Teaching focus and attention
Kyudo is often called ‘standing meditation’ because it involves being fully centered on the present. It requires emptying the mind of worries of the past and the future. Mindfulness meditation means being focused and attentive through being detached from anything that doesn’t involve your current circumstance. Vox says mindfulness meditation increases cognitive performance and has even shown to improve performance in the classroom. Meditative activities like Kyudo help train the mind to attend to the task at hand, improving mental discipline in the process. When students are in a mentally stable place, they can absorb more information. A viewpoint that is being universally accepted through how global educational institutes now approach mental health. This has led to psychologists from Maryville University to point out newfound connections between mental health and learning success, which in turn has sparked the need for professionals who understand how psychology and education intersect. The psychological effects of standing meditation greatly influences education. It’s one of the reasons why Japanese students continue to learn Kyudo in school. If more educational professionals across the world understand how activities like Kyudo play a part in improving a student’s mental game and academic performance, we might get more support for these kinds of meditative practices in schools moving forward.
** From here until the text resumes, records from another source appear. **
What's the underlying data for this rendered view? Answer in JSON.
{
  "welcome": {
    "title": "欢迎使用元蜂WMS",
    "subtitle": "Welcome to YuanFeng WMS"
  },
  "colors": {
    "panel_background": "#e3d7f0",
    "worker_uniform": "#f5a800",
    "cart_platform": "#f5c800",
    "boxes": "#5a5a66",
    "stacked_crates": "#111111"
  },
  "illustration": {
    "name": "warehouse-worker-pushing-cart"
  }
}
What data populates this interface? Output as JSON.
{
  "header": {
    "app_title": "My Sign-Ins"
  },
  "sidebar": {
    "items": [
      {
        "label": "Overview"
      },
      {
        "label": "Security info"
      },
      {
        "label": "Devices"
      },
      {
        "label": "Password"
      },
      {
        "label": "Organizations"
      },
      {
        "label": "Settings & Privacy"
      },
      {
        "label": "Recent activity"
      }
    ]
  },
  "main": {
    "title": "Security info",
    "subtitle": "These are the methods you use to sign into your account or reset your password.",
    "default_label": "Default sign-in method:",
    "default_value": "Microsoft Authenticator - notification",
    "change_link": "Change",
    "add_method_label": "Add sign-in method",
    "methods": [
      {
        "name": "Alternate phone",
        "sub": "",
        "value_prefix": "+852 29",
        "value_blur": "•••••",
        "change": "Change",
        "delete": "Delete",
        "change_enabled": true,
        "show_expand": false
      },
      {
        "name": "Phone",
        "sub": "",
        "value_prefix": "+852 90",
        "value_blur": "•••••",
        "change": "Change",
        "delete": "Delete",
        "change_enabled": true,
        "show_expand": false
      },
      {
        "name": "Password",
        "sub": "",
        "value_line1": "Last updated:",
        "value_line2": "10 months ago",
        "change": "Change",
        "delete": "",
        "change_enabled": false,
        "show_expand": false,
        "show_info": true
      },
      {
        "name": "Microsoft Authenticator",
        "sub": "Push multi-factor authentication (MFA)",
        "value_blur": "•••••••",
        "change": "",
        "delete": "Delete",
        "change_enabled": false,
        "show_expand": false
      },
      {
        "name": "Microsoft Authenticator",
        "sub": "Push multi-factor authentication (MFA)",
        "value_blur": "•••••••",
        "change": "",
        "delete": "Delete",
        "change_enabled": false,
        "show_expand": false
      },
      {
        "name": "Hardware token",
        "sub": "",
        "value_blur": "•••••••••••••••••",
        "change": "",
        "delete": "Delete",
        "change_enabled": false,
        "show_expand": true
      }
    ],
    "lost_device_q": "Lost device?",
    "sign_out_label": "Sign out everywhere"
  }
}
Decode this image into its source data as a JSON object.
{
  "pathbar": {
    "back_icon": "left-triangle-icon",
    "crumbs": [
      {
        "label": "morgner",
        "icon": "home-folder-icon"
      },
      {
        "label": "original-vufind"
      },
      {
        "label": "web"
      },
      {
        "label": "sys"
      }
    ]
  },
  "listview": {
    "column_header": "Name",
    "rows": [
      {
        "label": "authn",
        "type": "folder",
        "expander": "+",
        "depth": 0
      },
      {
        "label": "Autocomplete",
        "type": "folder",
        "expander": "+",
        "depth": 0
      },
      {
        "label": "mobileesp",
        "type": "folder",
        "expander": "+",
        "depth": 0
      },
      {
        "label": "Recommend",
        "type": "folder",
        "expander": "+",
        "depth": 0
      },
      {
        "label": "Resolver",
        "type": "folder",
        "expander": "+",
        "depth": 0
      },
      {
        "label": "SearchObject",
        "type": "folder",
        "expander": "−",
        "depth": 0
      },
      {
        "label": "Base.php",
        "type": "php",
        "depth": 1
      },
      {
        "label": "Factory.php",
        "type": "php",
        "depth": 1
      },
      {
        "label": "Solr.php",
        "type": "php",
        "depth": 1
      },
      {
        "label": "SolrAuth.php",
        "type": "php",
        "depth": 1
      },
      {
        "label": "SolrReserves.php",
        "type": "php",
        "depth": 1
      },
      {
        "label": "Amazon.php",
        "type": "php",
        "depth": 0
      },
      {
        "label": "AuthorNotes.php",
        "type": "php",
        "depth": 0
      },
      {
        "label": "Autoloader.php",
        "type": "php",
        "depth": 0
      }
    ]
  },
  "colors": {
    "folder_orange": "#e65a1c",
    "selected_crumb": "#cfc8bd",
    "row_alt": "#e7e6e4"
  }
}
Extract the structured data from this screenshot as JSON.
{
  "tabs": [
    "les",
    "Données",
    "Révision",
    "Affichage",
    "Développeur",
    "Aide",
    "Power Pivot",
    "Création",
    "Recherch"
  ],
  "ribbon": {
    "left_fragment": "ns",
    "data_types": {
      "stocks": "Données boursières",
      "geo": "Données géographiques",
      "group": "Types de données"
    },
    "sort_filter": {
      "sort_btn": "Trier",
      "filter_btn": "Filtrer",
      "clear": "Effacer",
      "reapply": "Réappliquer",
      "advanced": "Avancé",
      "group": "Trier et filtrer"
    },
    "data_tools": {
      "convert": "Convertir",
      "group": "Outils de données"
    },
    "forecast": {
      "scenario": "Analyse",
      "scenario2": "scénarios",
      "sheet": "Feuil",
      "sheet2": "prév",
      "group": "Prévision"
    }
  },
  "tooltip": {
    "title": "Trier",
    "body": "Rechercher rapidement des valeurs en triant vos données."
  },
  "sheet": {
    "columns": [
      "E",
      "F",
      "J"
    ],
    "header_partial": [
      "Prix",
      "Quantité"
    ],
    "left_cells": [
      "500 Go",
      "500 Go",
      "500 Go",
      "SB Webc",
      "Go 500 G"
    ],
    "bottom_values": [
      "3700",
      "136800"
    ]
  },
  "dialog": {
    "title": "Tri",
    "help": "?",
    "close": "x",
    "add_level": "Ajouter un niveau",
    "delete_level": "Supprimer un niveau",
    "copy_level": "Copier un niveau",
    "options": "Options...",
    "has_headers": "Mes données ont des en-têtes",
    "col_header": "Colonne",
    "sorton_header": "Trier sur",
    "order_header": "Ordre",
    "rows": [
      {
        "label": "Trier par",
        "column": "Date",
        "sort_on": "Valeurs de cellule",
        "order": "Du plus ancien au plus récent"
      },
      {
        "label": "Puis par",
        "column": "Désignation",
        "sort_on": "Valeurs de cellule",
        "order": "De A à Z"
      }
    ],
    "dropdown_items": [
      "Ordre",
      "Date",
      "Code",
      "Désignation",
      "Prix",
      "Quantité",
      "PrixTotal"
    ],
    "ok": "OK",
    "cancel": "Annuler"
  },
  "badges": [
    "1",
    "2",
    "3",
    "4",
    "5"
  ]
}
Our judgments are our weakness
In Zen Archery, archers are meant to shout when the arrow is released. This helps to release expectations on the result. To achieve success in Kyudo, it’s important to empty your mind from the attachments you have to success or failure. Instead of having a goal-oriented mindset, Kyudo teaches you to release judgments you have of yourself, which are considered unimportant distractions. This also helps you release judgments you have of others, which makes you more compassionate. In our post ‘Support and Teamwork’ we looked at how releasing all judgments of ourselves and others for the betterment of the group is also a way to strengthen your mental game while playing sport. It doesn’t matter what type of activity you do, strengthening the mind will lead to improved outcomes.
Post specially written for projectmentalhealthfreedom.org
Post by: JBarrett